The name of the actress playing the role of ruthless matriarch Catalina Creel appears over an image of a wolf baring its teeth, foreshadowing her character's predatory nature that is quickly established in the opening episode: Big Bad Wolf Catalina Creel poisons her husband to keep him from revealing the secret of her healthy eye and to ensure her son Alejandro, a wolf cub in Armani suits, inherits control of the family company. However, her late husband’s will stipulates that control of the company will go to whichever of his sons produces an heir first. Unfortunately, Alejandro’s wife Vilma is infertile so he concocts a wolfish plan, which Vilma goes along with, to prey on an unsuspecting young woman, Leonora, by seducing her, arranging a sham marriage to her and getting her pregnant in order to abduct the child as soon as it’s born and pass it off as his and Vilma's.

In Spanish the word ‘cuna’ refers to a cot or a cradle, but in English the title of the telenovela is translated as ‘Den of Wolves’. The English translation doesn’t convey the significance of the reference to the cradle and the future heir to the empire within it, but ‘Den of Wolves’ is more appropriate than ‘Cradle of Wolves’.

The predatory wolf trope also makes its appearance in Stifter’s short story "Brigitta". Murai’s wolfish desire, stirred up while he is out hunting (!) in an encounter with a beautiful young woman with 'gazelle-like' eyes, is meant to be understood as the chaotic forces latent within humanity generally (for a more thorough reading of the wolf as a symbol of danger and desire see Robert C. Holub’s essay: Adalbert Stifter’s Brigitta, or the Lesson of Realism). And later in the story, when Murai rescues Brigitta’s son who is set upon by a pack of wolves, the description of Murai leaves no doubt as to the wolfish analogy:
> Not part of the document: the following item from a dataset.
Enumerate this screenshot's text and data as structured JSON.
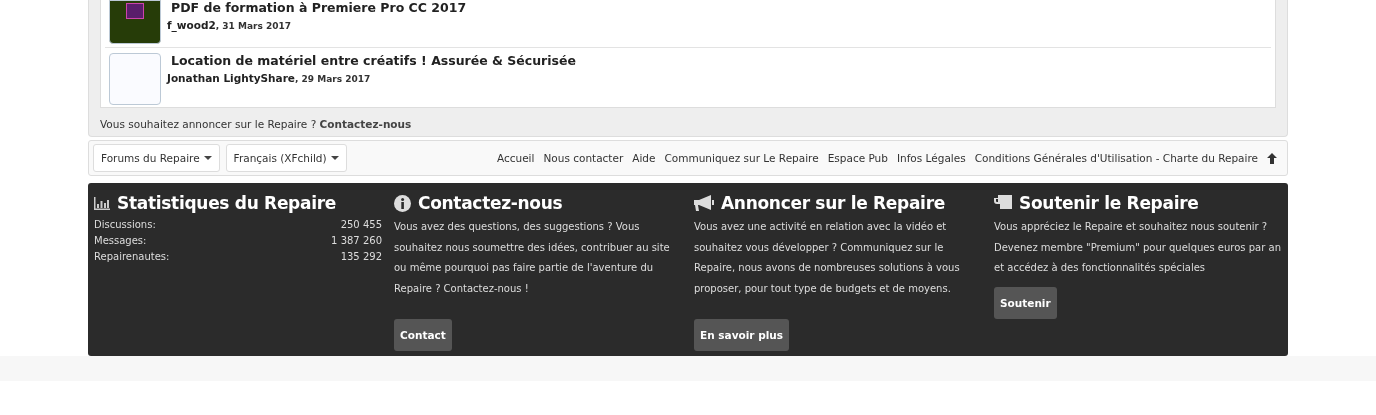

“the man was almost terrible to behold . . . almost like a beast of prey himself he leaped upon them.”


One eyepatch and one wolf trope leads to another.

I couldn’t resist the opportunity of revisiting Harold Robbins’s The Pirate (1974), especially as my New England Library First Edition copy sports such a fetching cover . . .

. . . although, given the plot, the eyepatch as a symbol of half-blindness would have been better worn by the sheik standing behind the glamorous woman.

The story centres on ‘lone wolf’ Baydr Al Fay, who is raised as an Arab, unaware that he is actually a Jew. We learn of his true identity in the compelling prologue in which his mother dies giving birth to him in a desert sandstorm. Much could have been made of the themes of identity and seeing truly but the novel fails to live up to its opening. But that’s no surprise. Robbins is less interested in exploring these themes than in delivering his standard fast-moving, plot-driven narrative interlaced with explicit sex and violence. Robbins keeps Baydr in the dark, withholding the revelation of his true identity from him, and focuses instead on Baydr’s brutal and rapacious exploits. The symbol of the wolf and the pirate serve only to perpetrate a stack of negative stereotypes of Arab characters.
Reason enough, one should think, to keep well away from the four-hour, (hard-to-find) mini-series of the novel made in 1978. But then, I’m a sucker for (tracking down) this kind of vanished TV-format—and while I'm waiting to hear back from publishers about my first translation, I've got plenty of time to spare.

(For a more detailed appraisal of The Pirate, read Joe Kenney's shrewd review.)

(And explore the wonderful blog dedicated to neglected Writers No One Reads.) 

1 comment:

fragmentos said...

Thank you!...great essay!
(just a small remark: even as the direct translation of "cuna" is cot, or craddle, it also means or imply "be born from"